exposure they can get; a shop at the most prominent location. For them,
selling is not a dirty word but an art form which they have mastered to
2. Direct engagement with customers is the only way to engage
This means two things: first, no subcontracting. If I am to repair a watch (or make a ring or build a house) I'll make it for YOU,
the paying customer, not for the middleman. Not just because I'll make
more profit (cutting out the unnecessary middle man) but because I want
to be YOUR builder and build my reputation with YOU as a result. Such a
relationship is long lasting, profitable and will bear fruit in many
decades to come.
The second rule of engagement: TALK to your customers. Whether it is in
the form of advertising, engaging in a meaningful conversation over the
counter or writing a daily newsletter - disengaged businesses that are
out of sight have no future.
I cannot tell you how frustrating it is to deal with some of our
suppliers. While we have no choice but to place our orders with them on
regular basis, they are so disengaged that it is just a matter of time
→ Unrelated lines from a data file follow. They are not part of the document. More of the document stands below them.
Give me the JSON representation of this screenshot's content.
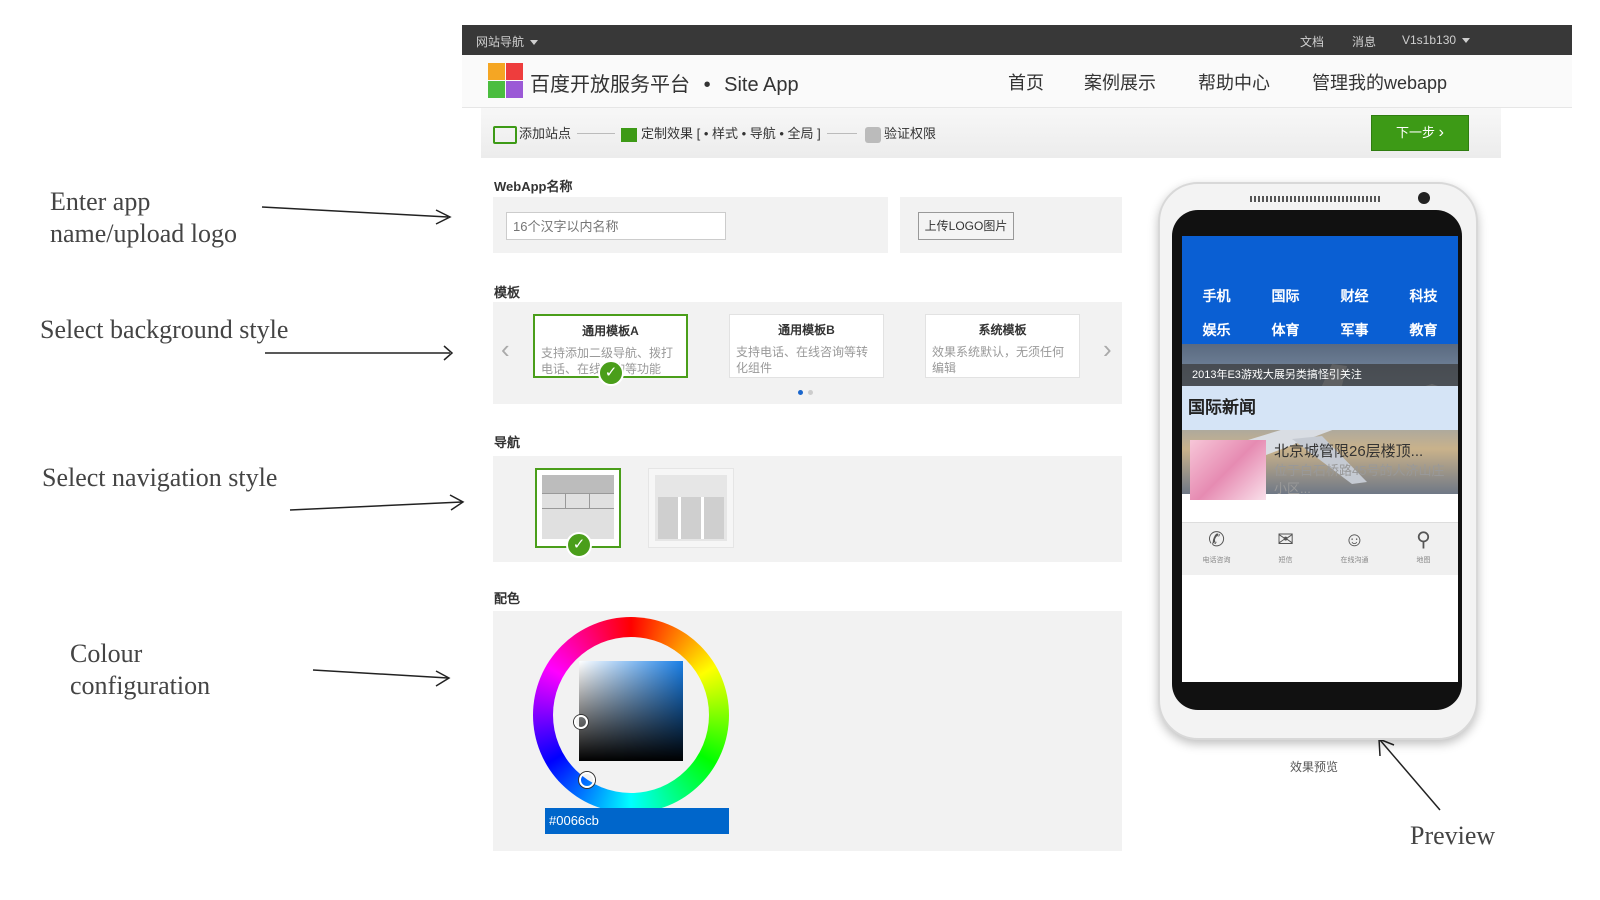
{
  "annotations": {
    "logo": [
      "Enter app",
      "name/upload logo"
    ],
    "background": "Select background style",
    "navigation": "Select navigation style",
    "colour": [
      "Colour",
      "configuration"
    ],
    "preview": "Preview"
  },
  "topbar": {
    "site_nav": "网站导航",
    "docs": "文档",
    "messages": "消息",
    "user": "V1s1b130"
  },
  "header": {
    "brand": "百度开放服务平台",
    "separator": "•",
    "product": "Site App",
    "nav": [
      "首页",
      "案例展示",
      "帮助中心",
      "管理我的webapp"
    ]
  },
  "steps": {
    "add_site": "添加站点",
    "customize": "定制效果 [ • 样式 • 导航 • 全局 ]",
    "verify": "验证权限",
    "next": "下一步"
  },
  "form": {
    "name_label": "WebApp名称",
    "name_placeholder": "16个汉字以内名称",
    "upload_logo": "上传LOGO图片",
    "template_label": "模板",
    "templates": [
      {
        "title": "通用模板A",
        "desc": "支持添加二级导航、拨打电话、在线咨询等功能"
      },
      {
        "title": "通用模板B",
        "desc": "支持电话、在线咨询等转化组件"
      },
      {
        "title": "系统模板",
        "desc": "效果系统默认，无须任何编辑"
      }
    ],
    "nav_label": "导航",
    "color_label": "配色",
    "color_value": "#0066cb"
  },
  "preview": {
    "categories": [
      "手机",
      "国际",
      "财经",
      "科技",
      "娱乐",
      "体育",
      "军事",
      "教育"
    ],
    "caption": "2013年E3游戏大展另类搞怪引关注",
    "section": "国际新闻",
    "news_title": "北京城管限26层楼顶...",
    "news_desc": "位于白石桥路45号的人济山庄小区...",
    "tabs": [
      {
        "icon": "phone-icon",
        "label": "电话咨询"
      },
      {
        "icon": "mail-icon",
        "label": "短信"
      },
      {
        "icon": "chat-icon",
        "label": "在线沟通"
      },
      {
        "icon": "map-pin-icon",
        "label": "地图"
      }
    ],
    "label": "效果预览"
  },
  "colors": {
    "accent_green": "#3d9a16",
    "brand_blue": "#0a5fd3",
    "selected_color": "#0066cb"
  }
}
before they'll be completely wiped out. One particular spare parts
supplier has changed hands 3 times in the past 25 years. The only reason
they are still in business is for the monopoly on the supply of certain
parts. In 25 years I have not received a single 'we appreciate your
business' via email or phone. Not once. We spend thousands of dollars
with them every month, but we could easily spend twice more if they just
said 'thank you' and delivered parts promptly.
3. In order to stay in business, small businesses must grow
For the good part of 30 years, my grandfather and my father - both
watchmakers - operated two watchmaking businesses. They ran two separate
shops, trained apprentices and employed staff, all while competing with
each other! That's right: instead of working together, they worked against each other. This
is probably the most disheartening reality of my youth and the reason
why I hated watchmaking for so many years. One can only imagine what the
two of them could have achieved if they had worked together,
complementing each other.
My grandpa was an excellent salesman and a very competent watchmaker.
However, he couldn't save money if his life depended on it. My dad was
always keen to talk, debate, express his own opinion and was very much
liked by customers for being a 'down to earth man'. At the peak of his
career, mechanical watches were replaced with cheap battery operated
ones and he completely missed the trend. He is still a good watchmaker,
but an awful salesman, and totally incapable of hiring and retaining
employees. So to this day, at the age of 79, he still runs a one man
show. He is in love with his business style, and so is his competition.
I am trying to learn from their mistakes. For us, slow but steady
ORGANIC growth is the only way forward. Dealing with apprentices and
assistants is not easy, but the objective is to create an environment
where young people with different sets of skills will work together, in
harmony, for YOUR benefit.
Josh can machine anything, he is technically much smarter than me and a
better chess player. His mind is a mind of a practical engineer, a mind
which works fast. Andrew is a wonderful, respectful, appreciative,
reliable and incredibly honest young man. He is a fast learner, firmly
on his track to becoming one of the best watchmakers AND machinists in
Sydney. Gemma is tower of strength with fantastic attention to detail,
impeccable customer service and amazing management skills. She makes my
life easy and she is simply irreplaceable. Young Michael, who has only
been with us for one year, has a true and very rare gift of knowing the
value of everything. If I drop dead tomorrow, he should be in charge of
buying and selling. And Emily from Liverpool - who recently joined us
and will only stay in Australia for a few more months - is contributing
like there is no tomorrow. I can only imagine what the future will bring
for a small team dedicated to a common goal: to serve you.